Communicating tone within an online environment can be particularly challenging. Therefore, it is a good idea to make your netiquette – online etiquette – expectations clear to students per quality. Areas to consider are:
- Tone and civility when communicating with both fellow students and the instructor in any format – electronic or telephone.
- Stylistic concerns and requirements – e.g. standard English rather than “text speak” and spelling and grammar.
- Sensitivity to cultural differences.
You can craft your own statement on netiquette, or you may wish to let students know that this is an important issue, and then have them review one of the many resources available on this topic, such as “The Core Rules of Netiquette.”
One of the most common student questions deals with a course’s feedback timeframe, that is, the turnaround time in which instructors provide grades and comments on assignments. A feedback timeframe is also one of the most common items instructors omit from the course syllabus because instructors typically want to avoid grading overload, which can create unrealistic expectations for students. Courses often have 25+ students per section, and when instructors teach multiple sections, the amount of grading can pile up quickly.
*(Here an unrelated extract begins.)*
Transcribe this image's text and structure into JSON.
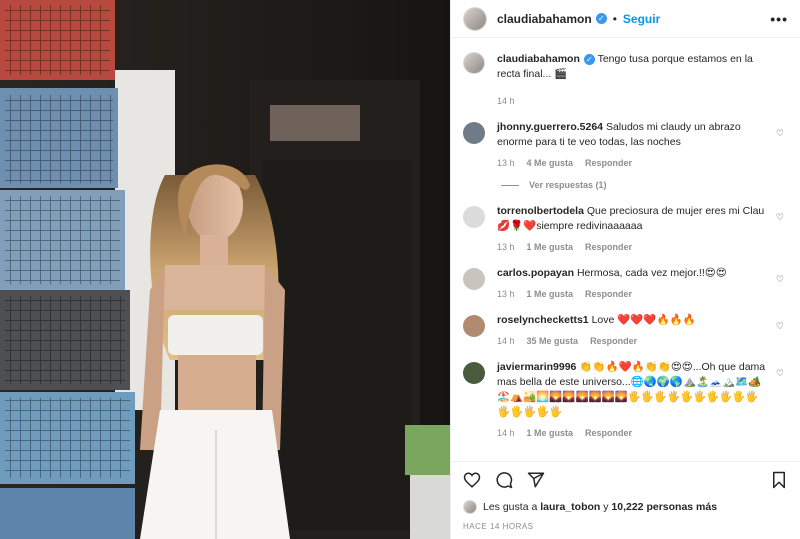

However, it is possible for instructors to establish feedback timeframes that simultaneously benefit students’ learning and prevent grading overload.
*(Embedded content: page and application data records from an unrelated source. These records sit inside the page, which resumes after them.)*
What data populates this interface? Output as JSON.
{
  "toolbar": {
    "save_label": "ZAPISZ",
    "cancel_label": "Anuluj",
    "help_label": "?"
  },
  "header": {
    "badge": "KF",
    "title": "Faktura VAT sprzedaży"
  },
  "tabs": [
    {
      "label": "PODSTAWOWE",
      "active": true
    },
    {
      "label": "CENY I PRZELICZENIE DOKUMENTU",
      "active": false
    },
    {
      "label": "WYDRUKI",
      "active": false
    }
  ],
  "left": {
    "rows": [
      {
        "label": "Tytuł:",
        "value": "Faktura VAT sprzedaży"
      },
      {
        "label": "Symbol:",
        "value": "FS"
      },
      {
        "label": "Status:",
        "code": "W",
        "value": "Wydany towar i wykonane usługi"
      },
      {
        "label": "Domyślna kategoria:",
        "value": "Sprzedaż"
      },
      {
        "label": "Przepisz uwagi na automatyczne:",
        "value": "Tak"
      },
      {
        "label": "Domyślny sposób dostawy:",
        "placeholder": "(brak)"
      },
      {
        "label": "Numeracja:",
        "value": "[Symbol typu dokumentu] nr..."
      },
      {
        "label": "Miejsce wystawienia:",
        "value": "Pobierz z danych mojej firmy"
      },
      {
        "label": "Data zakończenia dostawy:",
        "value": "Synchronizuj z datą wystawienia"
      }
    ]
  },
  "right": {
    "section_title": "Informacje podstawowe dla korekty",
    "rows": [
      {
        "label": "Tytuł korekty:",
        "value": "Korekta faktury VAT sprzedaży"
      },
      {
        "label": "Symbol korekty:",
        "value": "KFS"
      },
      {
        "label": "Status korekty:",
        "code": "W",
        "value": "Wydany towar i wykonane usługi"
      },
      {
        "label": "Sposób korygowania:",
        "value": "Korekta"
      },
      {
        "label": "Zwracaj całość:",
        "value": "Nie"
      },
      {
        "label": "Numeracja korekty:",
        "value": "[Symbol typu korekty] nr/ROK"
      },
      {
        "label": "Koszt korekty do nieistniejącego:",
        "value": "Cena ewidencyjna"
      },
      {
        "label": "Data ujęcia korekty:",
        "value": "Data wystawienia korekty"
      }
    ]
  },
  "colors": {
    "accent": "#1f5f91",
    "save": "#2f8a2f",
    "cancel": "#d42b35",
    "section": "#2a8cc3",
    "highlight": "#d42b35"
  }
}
The first step is to determine a purposeful feedback timeframe. According to this article, research reveals that “prompt feedback is a basic tenet of quality instruction.” “Feedback” includes “information or evaluation along with grades.” The research behind this principle found that for students to benefit from feedback, instructors should provide feedback within one week or less. This timeframe allows students to apply the feedback to upcoming work. However, often this timeframe is simply not possible, so the main consideration when determining an appropriate timeframe is that students receive feedback early enough to apply it to the next assignment. Thus, you will want to examine your course and set a realistic timeframe based upon the types of assignments and work being completed, just keep in mind that sooner is better than later. By establishing your course’s feedback timeframe, you can lower students’ anxiety, which can promote engagement and retention in the course, and lower your anxiety by decreasing the number of emails you receive from students asking when grades and feedback will be available.
Crafting a grading feedback statement includes stating a standard timeframe for returning grades and feedback. Additionally, include an explanation that if extraneous circumstances arise, you will post an announcement informing students when they can expect grading information. For example:
Except for the business plan due at the end of the semester, I will attempt to return feedback on your assignments a week after the due date. If I determine that grading will take longer than a week, you will see an announcement from me in the course. Discussion posts will have grades posted a week after the module ends.
This simple piece of information aligns your course to quality standards, helps relieve students’ anxiety, and keeps your inbox clean throughout the semester.
Center for Learning Experimentation, Application, and Research. (2016). Teaching Resources for Engaged Educators [online training modules]. Denton, TX: University of North Texas.
Graham, C., Cagiltay, K., Lim, B., Craner, J., and Duffy, T.M. (2001). Seven principles of effective teaching: A practical lens for evaluating online courses. Retrieved from http://technologysource.org/article/seven_principles_of_effective_teaching/